— WORK TO COMPLETE —
Return every line of the data below exactly, but do not include the images.

[Entries from a dataset of interfaces]
##########
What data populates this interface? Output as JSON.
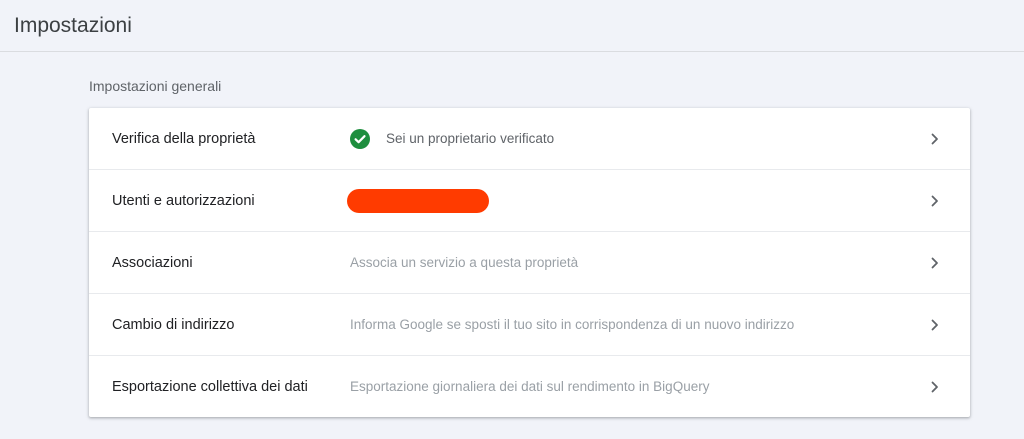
{
  "header": {
    "title": "Impostazioni"
  },
  "section": {
    "heading": "Impostazioni generali"
  },
  "colors": {
    "check": "#1e8e3e",
    "redaction": "#ff3b00"
  },
  "rows": [
    {
      "label": "Verifica della proprietà",
      "value": "Sei un proprietario verificato"
    },
    {
      "label": "Utenti e autorizzazioni",
      "value": ""
    },
    {
      "label": "Associazioni",
      "value": "Associa un servizio a questa proprietà"
    },
    {
      "label": "Cambio di indirizzo",
      "value": "Informa Google se sposti il tuo sito in corrispondenza di un nuovo indirizzo"
    },
    {
      "label": "Esportazione collettiva dei dati",
      "value": "Esportazione giornaliera dei dati sul rendimento in BigQuery"
    }
  ]
}
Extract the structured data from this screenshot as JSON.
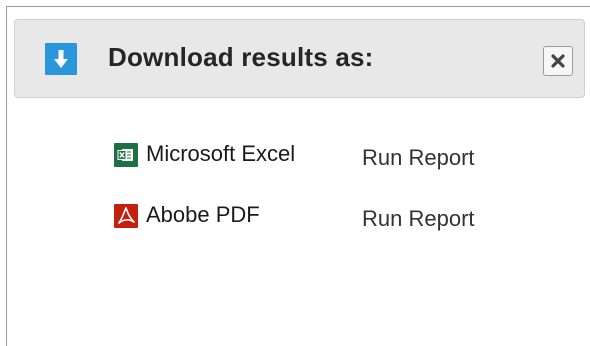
{
  "dialog": {
    "title": "Download results as:",
    "title_icon": "download-arrow-icon",
    "close_icon": "close-x-icon"
  },
  "options": [
    {
      "label": "Microsoft Excel",
      "icon": "excel-icon",
      "icon_color": "#1d7044",
      "action_label": "Run Report"
    },
    {
      "label": "Abobe PDF",
      "icon": "pdf-icon",
      "icon_color": "#c4200e",
      "action_label": "Run Report"
    }
  ],
  "colors": {
    "accent": "#2a97dd",
    "header_bg": "#e8e8e8"
  }
}
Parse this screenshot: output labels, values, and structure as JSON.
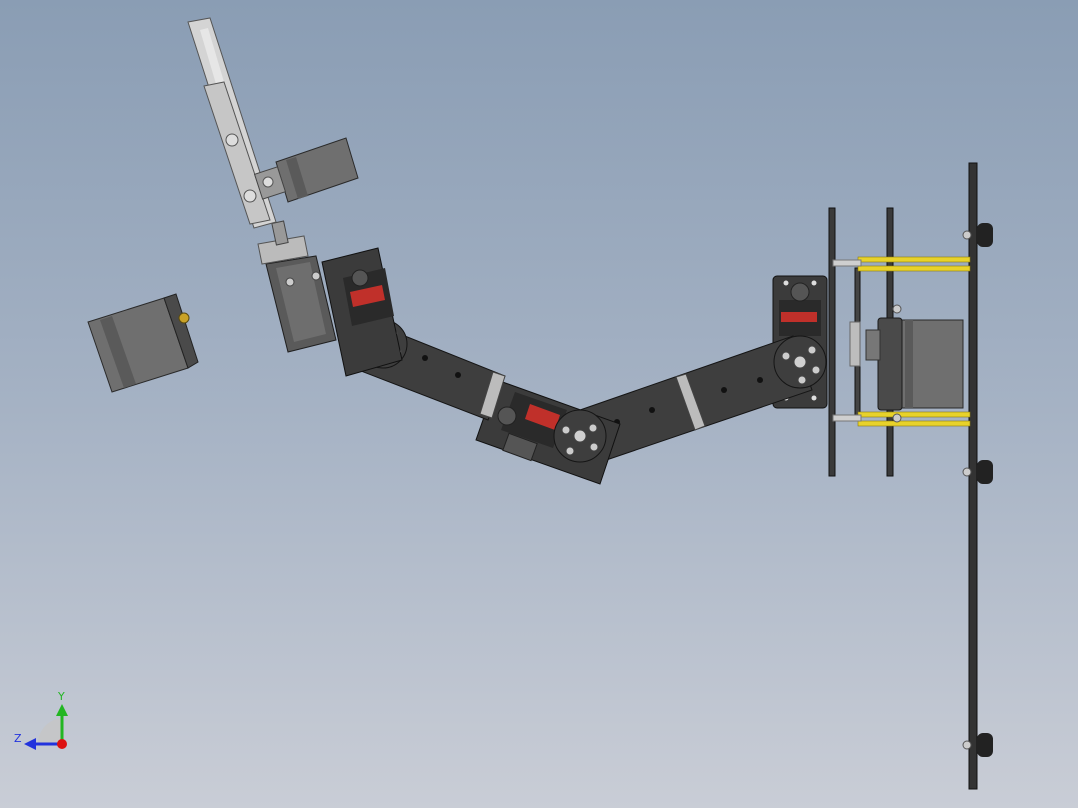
{
  "triad": {
    "y_label": "Y",
    "z_label": "Z",
    "y_color": "#22b622",
    "z_color": "#2233dd",
    "x_color": "#dd1111"
  },
  "colors": {
    "bracket": "#3e3e3e",
    "bracket_edge": "#1a1a1a",
    "servo_body": "#555555",
    "motor_body": "#6f6f6f",
    "standoff": "#e8d22a",
    "bolt": "#c8c8c8",
    "gripper": "#d4d4d4",
    "servo_label": "#c0302a"
  }
}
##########
— EXERCISE RESPONSE —
What data populates this interface? Output as JSON.
{
  "header": {
    "title": "Impostazioni"
  },
  "section": {
    "heading": "Impostazioni generali"
  },
  "colors": {
    "check": "#1e8e3e",
    "redaction": "#ff3b00"
  },
  "rows": [
    {
      "label": "Verifica della proprietà",
      "value": "Sei un proprietario verificato"
    },
    {
      "label": "Utenti e autorizzazioni",
      "value": ""
    },
    {
      "label": "Associazioni",
      "value": "Associa un servizio a questa proprietà"
    },
    {
      "label": "Cambio di indirizzo",
      "value": "Informa Google se sposti il tuo sito in corrispondenza di un nuovo indirizzo"
    },
    {
      "label": "Esportazione collettiva dei dati",
      "value": "Esportazione giornaliera dei dati sul rendimento in BigQuery"
    }
  ]
}
Extract the structured data from this screenshot as JSON.
{
  "dialog": {
    "title": "Download results as:",
    "title_icon": "download-arrow-icon",
    "close_icon": "close-x-icon"
  },
  "options": [
    {
      "label": "Microsoft Excel",
      "icon": "excel-icon",
      "icon_color": "#1d7044",
      "action_label": "Run Report"
    },
    {
      "label": "Abobe PDF",
      "icon": "pdf-icon",
      "icon_color": "#c4200e",
      "action_label": "Run Report"
    }
  ],
  "colors": {
    "accent": "#2a97dd",
    "header_bg": "#e8e8e8"
  }
}
Parse this screenshot: output labels, values, and structure as JSON.
{
  "triad": {
    "y_label": "Y",
    "z_label": "Z",
    "y_color": "#22b622",
    "z_color": "#2233dd",
    "x_color": "#dd1111"
  },
  "colors": {
    "bracket": "#3e3e3e",
    "bracket_edge": "#1a1a1a",
    "servo_body": "#555555",
    "motor_body": "#6f6f6f",
    "standoff": "#e8d22a",
    "bolt": "#c8c8c8",
    "gripper": "#d4d4d4",
    "servo_label": "#c0302a"
  }
}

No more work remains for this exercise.